Networking Tips for Hoteliers:
Why Should You Network? Hotel owners who develop relationships and networks within their local communities are more likely to see an influx of new guests. Sitting at the front desk staring at the check-in screen won’t build your revenue. You have to get out the door and develop relationships in order to bring the guests in the door. People do business with people they like. Therefore, the people in your network need to get to know you as a trusted professional and as a likeable individual. In the hospitality industry in particular, it’s not just business, it’s personal. In any role at your hotel, you are selling both your brand and yourself. You need know how to blend the two into a powerful sales pitch with everyone you meet.
Whom Do You Network With? Your best network is right around the corner. Ignore what your mother taught you, and do talk to strangers. Anyone you meet can potentially become a guest, referral source, alliance partner, or advisor. Build relationships with the owners and staff of local businesses such as travel agencies, banks, restaurants and boutiques. Where there’s a wedding, there’s a wedding party and out-of-town guests. Meet with the bridal stores, florists and caters at least every three to six months. Know your local real estate agents, contractors, architects and painters. People moving, or in the middle of a messy renovation, often need temporary accommodations.
Naresh Patel, owner of America’s Best Value Inn, Turlock CA tells how he landed one of his favorite clients by chasing a port-a-potty on a flatbed down the street. He followed it to a new construction site and approached the Construction Manager (CM). The CM had no immediate need for a room, and no time to talk. Naresh offered him a one night free stay, wrote it on the back of his business card, handed it to the CM, and walked away. Six months later, the CM called Naresh to book multiple rooms for several months for all of his workers, and has been sending his team to that ABVI ever since.
Where Do You Network? Go where you feel comfortable, where you have something in common professionally or personally. Try the Chamber of Commerce, business referral groups, and cultural and religious organizations. Fundraisers, cocktail parties and luncheons provide many networking opportunities. Alternately, attend an event with an activity you enjoy: a cooking class, tennis game or book club will give you something specific to do, and to talk about.

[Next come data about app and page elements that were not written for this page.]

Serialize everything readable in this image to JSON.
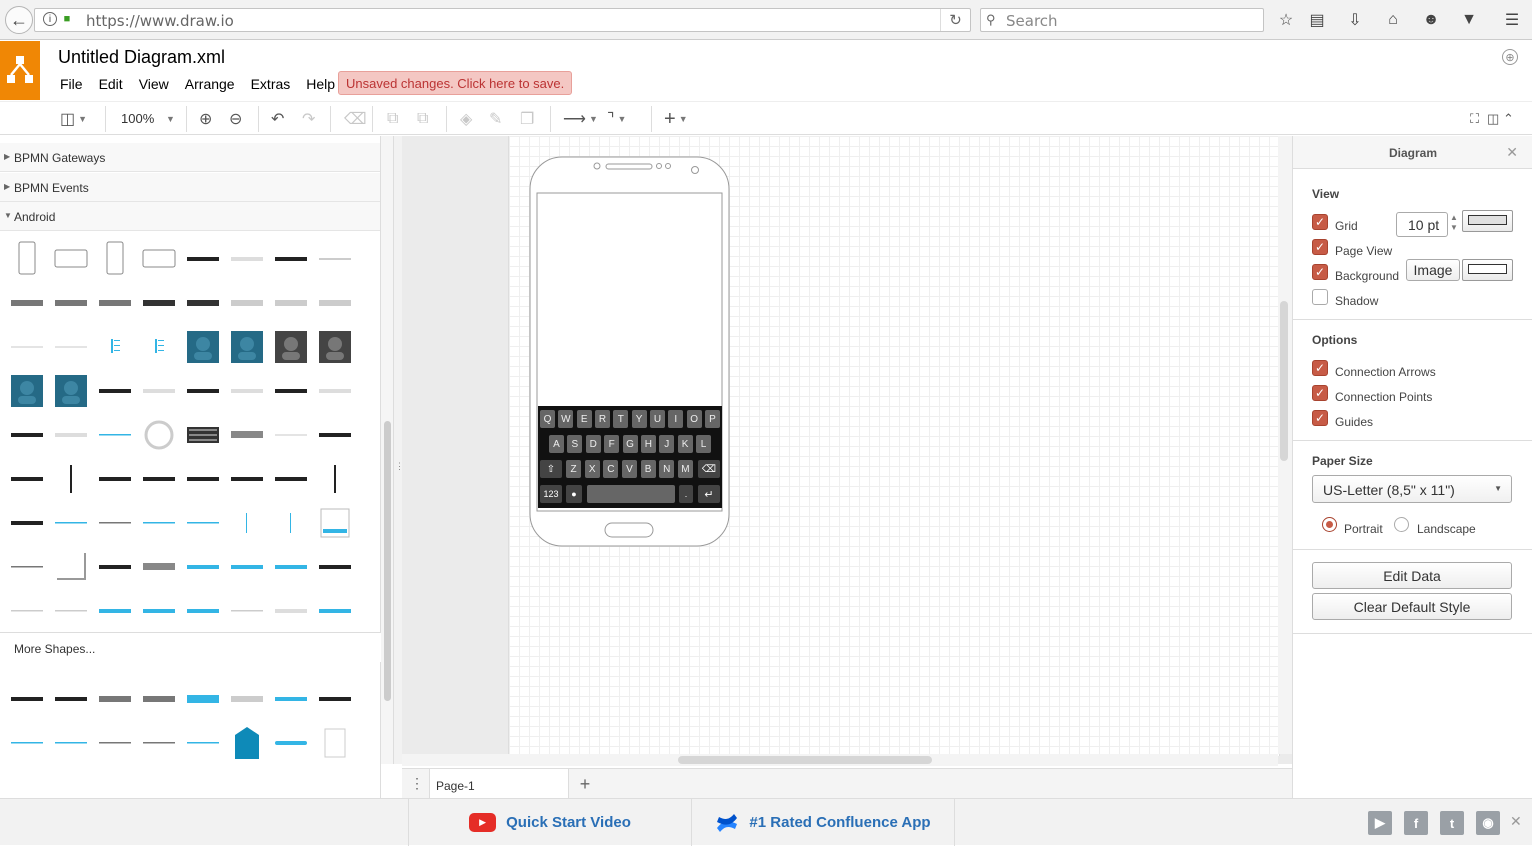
{
  "browser": {
    "url": "https://www.draw.io",
    "search_placeholder": "Search"
  },
  "app": {
    "document_title": "Untitled Diagram.xml",
    "menu": [
      "File",
      "Edit",
      "View",
      "Arrange",
      "Extras",
      "Help"
    ],
    "unsaved_notice": "Unsaved changes. Click here to save."
  },
  "toolbar": {
    "zoom": "100%"
  },
  "sidebar": {
    "sections": [
      {
        "label": "BPMN Gateways",
        "expanded": false
      },
      {
        "label": "BPMN Events",
        "expanded": false
      },
      {
        "label": "Android",
        "expanded": true
      }
    ],
    "more_shapes": "More Shapes..."
  },
  "keyboard": {
    "row1": [
      "Q",
      "W",
      "E",
      "R",
      "T",
      "Y",
      "U",
      "I",
      "O",
      "P"
    ],
    "row2": [
      "A",
      "S",
      "D",
      "F",
      "G",
      "H",
      "J",
      "K",
      "L"
    ],
    "row3": [
      "Z",
      "X",
      "C",
      "V",
      "B",
      "N",
      "M"
    ],
    "numkey": "123"
  },
  "pages": {
    "current": "Page-1"
  },
  "panel": {
    "title": "Diagram",
    "view_heading": "View",
    "grid_label": "Grid",
    "grid_size": "10 pt",
    "page_view_label": "Page View",
    "background_label": "Background",
    "image_button": "Image",
    "shadow_label": "Shadow",
    "options_heading": "Options",
    "connection_arrows_label": "Connection Arrows",
    "connection_points_label": "Connection Points",
    "guides_label": "Guides",
    "paper_size_heading": "Paper Size",
    "paper_size_value": "US-Letter (8,5\" x 11\")",
    "portrait_label": "Portrait",
    "landscape_label": "Landscape",
    "edit_data_button": "Edit Data",
    "clear_style_button": "Clear Default Style"
  },
  "footer": {
    "quick_start": "Quick Start Video",
    "confluence": "#1 Rated Confluence App"
  },
  "colors": {
    "brand_orange": "#f08705",
    "checkbox_red": "#c75b46",
    "promo_blue": "#2a6fb6",
    "youtube_red": "#e52d27"
  }
}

When Do You Network? Timing is everything. Network when you’re at your best, and can maintain your energy and a positive attitude. If you’re a morning lark, schedule breakfast meetings. If you’re a night owl, meet over drinks. You can also set a time limit. For example, at a networking event, give yourself thirty minutes to meet three interesting people. Once you reach your goal, you can leave, or relax and talk to your friends.
What Do You Say? Making conversation is both science and art. Practice your skills by attending different events and meeting new people. To prepare conversation starters, read up on current events, bestselling books or relevant publications such as HotelNewsNow. Think of yourself as a researcher or talk show host. Ask someone for their opinion on something you can both relate to: How’s the new sushi restaurant in town? What do you think of the speaker? Ask for advice: What are your best marketing tools? What other networking events do you recommend? Ask professional questions: What are your biggest business challenges this quarter? Get personal and ask: What are your plans for the summer holidays? What is your favorite vacation spot?
I know from personal experience that these technique really pay off. On a train ride from New York City, the woman sitting beside me asked me to wake her up before her stop. Noticing the luggage at her feet, I commented. “Looks like you had a busy trip. What do you do?” She replied, “I teach English to foreign executives, to help them manage their business and social functions. What do you do?” I replied “I teach professionals how to become better networkers and land new clients.” From that casual interaction, Louise Egan, Director of Soho Language Group, has become both a client and a friend.
What Is Your Pitch? Remember, it’s not just business, it’s personal. Your elevator pitch tells others what makes your hotel special. Your personal pitch tells others what makes you special. Keep a sense of perspective – and a sense of humor. It takes less time to make conversation than it does to make a bed. And no one will bounce a quarter off your head.
Author’s Note: This article originally appeared in HotelNewsNow, July 29, 2013.